Dataset entries section start
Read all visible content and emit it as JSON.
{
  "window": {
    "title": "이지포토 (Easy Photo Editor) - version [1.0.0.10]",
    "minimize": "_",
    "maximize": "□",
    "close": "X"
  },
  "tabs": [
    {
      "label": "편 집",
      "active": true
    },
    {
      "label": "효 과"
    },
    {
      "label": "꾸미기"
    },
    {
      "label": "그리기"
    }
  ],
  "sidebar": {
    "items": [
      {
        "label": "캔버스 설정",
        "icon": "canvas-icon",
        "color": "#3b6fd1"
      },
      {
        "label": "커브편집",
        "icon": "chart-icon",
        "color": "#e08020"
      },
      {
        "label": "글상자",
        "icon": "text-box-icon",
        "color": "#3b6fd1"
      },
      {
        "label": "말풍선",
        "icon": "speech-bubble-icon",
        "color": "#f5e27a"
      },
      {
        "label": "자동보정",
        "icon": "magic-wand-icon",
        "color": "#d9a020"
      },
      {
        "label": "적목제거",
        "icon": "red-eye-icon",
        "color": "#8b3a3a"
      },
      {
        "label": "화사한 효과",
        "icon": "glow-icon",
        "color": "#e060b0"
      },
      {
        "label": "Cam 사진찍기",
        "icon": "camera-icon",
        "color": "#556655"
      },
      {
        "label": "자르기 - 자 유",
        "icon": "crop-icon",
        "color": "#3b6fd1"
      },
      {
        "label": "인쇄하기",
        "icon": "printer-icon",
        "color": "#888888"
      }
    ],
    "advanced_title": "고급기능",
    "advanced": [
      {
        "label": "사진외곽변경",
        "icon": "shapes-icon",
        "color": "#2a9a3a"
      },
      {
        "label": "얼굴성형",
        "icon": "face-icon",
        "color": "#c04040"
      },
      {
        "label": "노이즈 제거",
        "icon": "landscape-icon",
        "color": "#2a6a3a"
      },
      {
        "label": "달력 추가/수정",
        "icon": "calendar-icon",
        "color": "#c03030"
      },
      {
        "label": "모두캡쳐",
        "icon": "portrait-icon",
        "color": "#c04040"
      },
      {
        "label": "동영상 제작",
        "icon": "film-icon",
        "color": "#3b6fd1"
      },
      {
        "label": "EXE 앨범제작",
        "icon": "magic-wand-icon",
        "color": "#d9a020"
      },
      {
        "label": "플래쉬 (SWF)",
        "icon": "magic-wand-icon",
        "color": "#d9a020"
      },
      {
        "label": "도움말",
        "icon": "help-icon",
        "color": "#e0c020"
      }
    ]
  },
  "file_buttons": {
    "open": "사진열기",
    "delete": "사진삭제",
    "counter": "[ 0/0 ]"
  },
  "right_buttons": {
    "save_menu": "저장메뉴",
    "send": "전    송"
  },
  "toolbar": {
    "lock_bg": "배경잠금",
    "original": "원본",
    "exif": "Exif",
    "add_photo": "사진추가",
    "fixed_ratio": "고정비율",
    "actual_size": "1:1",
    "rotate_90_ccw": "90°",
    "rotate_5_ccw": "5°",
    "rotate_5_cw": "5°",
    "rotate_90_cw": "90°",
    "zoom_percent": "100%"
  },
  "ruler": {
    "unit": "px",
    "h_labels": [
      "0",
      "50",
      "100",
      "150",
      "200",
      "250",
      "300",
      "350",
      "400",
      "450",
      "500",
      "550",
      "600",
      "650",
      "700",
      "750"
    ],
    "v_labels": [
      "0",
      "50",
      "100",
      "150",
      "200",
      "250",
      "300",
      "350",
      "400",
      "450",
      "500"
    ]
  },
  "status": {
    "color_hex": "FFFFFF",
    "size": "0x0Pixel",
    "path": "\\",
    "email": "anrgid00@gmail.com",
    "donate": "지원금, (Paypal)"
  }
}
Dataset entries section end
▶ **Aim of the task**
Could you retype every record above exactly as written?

▶ **Output**
Read all visible content and emit it as JSON.
{
  "window": {
    "title": "이지포토 (Easy Photo Editor) - version [1.0.0.10]",
    "minimize": "_",
    "maximize": "□",
    "close": "X"
  },
  "tabs": [
    {
      "label": "편 집",
      "active": true
    },
    {
      "label": "효 과"
    },
    {
      "label": "꾸미기"
    },
    {
      "label": "그리기"
    }
  ],
  "sidebar": {
    "items": [
      {
        "label": "캔버스 설정",
        "icon": "canvas-icon",
        "color": "#3b6fd1"
      },
      {
        "label": "커브편집",
        "icon": "chart-icon",
        "color": "#e08020"
      },
      {
        "label": "글상자",
        "icon": "text-box-icon",
        "color": "#3b6fd1"
      },
      {
        "label": "말풍선",
        "icon": "speech-bubble-icon",
        "color": "#f5e27a"
      },
      {
        "label": "자동보정",
        "icon": "magic-wand-icon",
        "color": "#d9a020"
      },
      {
        "label": "적목제거",
        "icon": "red-eye-icon",
        "color": "#8b3a3a"
      },
      {
        "label": "화사한 효과",
        "icon": "glow-icon",
        "color": "#e060b0"
      },
      {
        "label": "Cam 사진찍기",
        "icon": "camera-icon",
        "color": "#556655"
      },
      {
        "label": "자르기 - 자 유",
        "icon": "crop-icon",
        "color": "#3b6fd1"
      },
      {
        "label": "인쇄하기",
        "icon": "printer-icon",
        "color": "#888888"
      }
    ],
    "advanced_title": "고급기능",
    "advanced": [
      {
        "label": "사진외곽변경",
        "icon": "shapes-icon",
        "color": "#2a9a3a"
      },
      {
        "label": "얼굴성형",
        "icon": "face-icon",
        "color": "#c04040"
      },
      {
        "label": "노이즈 제거",
        "icon": "landscape-icon",
        "color": "#2a6a3a"
      },
      {
        "label": "달력 추가/수정",
        "icon": "calendar-icon",
        "color": "#c03030"
      },
      {
        "label": "모두캡쳐",
        "icon": "portrait-icon",
        "color": "#c04040"
      },
      {
        "label": "동영상 제작",
        "icon": "film-icon",
        "color": "#3b6fd1"
      },
      {
        "label": "EXE 앨범제작",
        "icon": "magic-wand-icon",
        "color": "#d9a020"
      },
      {
        "label": "플래쉬 (SWF)",
        "icon": "magic-wand-icon",
        "color": "#d9a020"
      },
      {
        "label": "도움말",
        "icon": "help-icon",
        "color": "#e0c020"
      }
    ]
  },
  "file_buttons": {
    "open": "사진열기",
    "delete": "사진삭제",
    "counter": "[ 0/0 ]"
  },
  "right_buttons": {
    "save_menu": "저장메뉴",
    "send": "전    송"
  },
  "toolbar": {
    "lock_bg": "배경잠금",
    "original": "원본",
    "exif": "Exif",
    "add_photo": "사진추가",
    "fixed_ratio": "고정비율",
    "actual_size": "1:1",
    "rotate_90_ccw": "90°",
    "rotate_5_ccw": "5°",
    "rotate_5_cw": "5°",
    "rotate_90_cw": "90°",
    "zoom_percent": "100%"
  },
  "ruler": {
    "unit": "px",
    "h_labels": [
      "0",
      "50",
      "100",
      "150",
      "200",
      "250",
      "300",
      "350",
      "400",
      "450",
      "500",
      "550",
      "600",
      "650",
      "700",
      "750"
    ],
    "v_labels": [
      "0",
      "50",
      "100",
      "150",
      "200",
      "250",
      "300",
      "350",
      "400",
      "450",
      "500"
    ]
  },
  "status": {
    "color_hex": "FFFFFF",
    "size": "0x0Pixel",
    "path": "\\",
    "email": "anrgid00@gmail.com",
    "donate": "지원금, (Paypal)"
  }
}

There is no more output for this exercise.